Our emotional lives seem simple. We cry, we laugh. Children can do it. We presume that matters of sophistication, paradox and mystery are reserved to the more adult activities of reason. When in pursuit of the deeper dimensions of the world, or the more furtive significance of our lives, we turn to the purveyors of system and argument. We leave the cry-babies in the nursery. But we are wrong.
The simplest of all emotional experiences, drawn from our bodies and our fluids, already bears the mark of the deepest enigma of human existence. I refer to our tears. That we cry in the presence of great pain or deep sorrow seems a “logical” reaction, triggered from within our evolutionary complexities. It provides a kind of release comparable to eating food when we are hungry, having a drink when thirsty, or laying down into our beds when fatigued.
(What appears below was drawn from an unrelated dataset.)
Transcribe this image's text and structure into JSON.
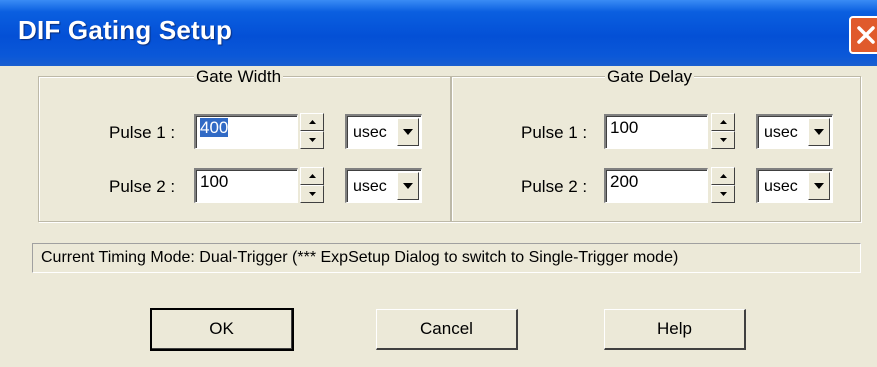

But what can it mean that we also cry when profoundly happy, or when visited by transcendent joys? Should these circumstances not drive the tears away as intruders, even resist them as party-poopers? But they don’t. There is no chemical difference between the salty river that flows down our cheeks when we learn that a loved one has died, and the same fluid we shed when we greet another loved one, still alive, that we haven’t seen for years. Tears of joy and tears of sadness – opposite signs, but welling up from the same springs. Deep inside, our hearts have been alerted once again to a meaning they know is there, but cannot yet put into words.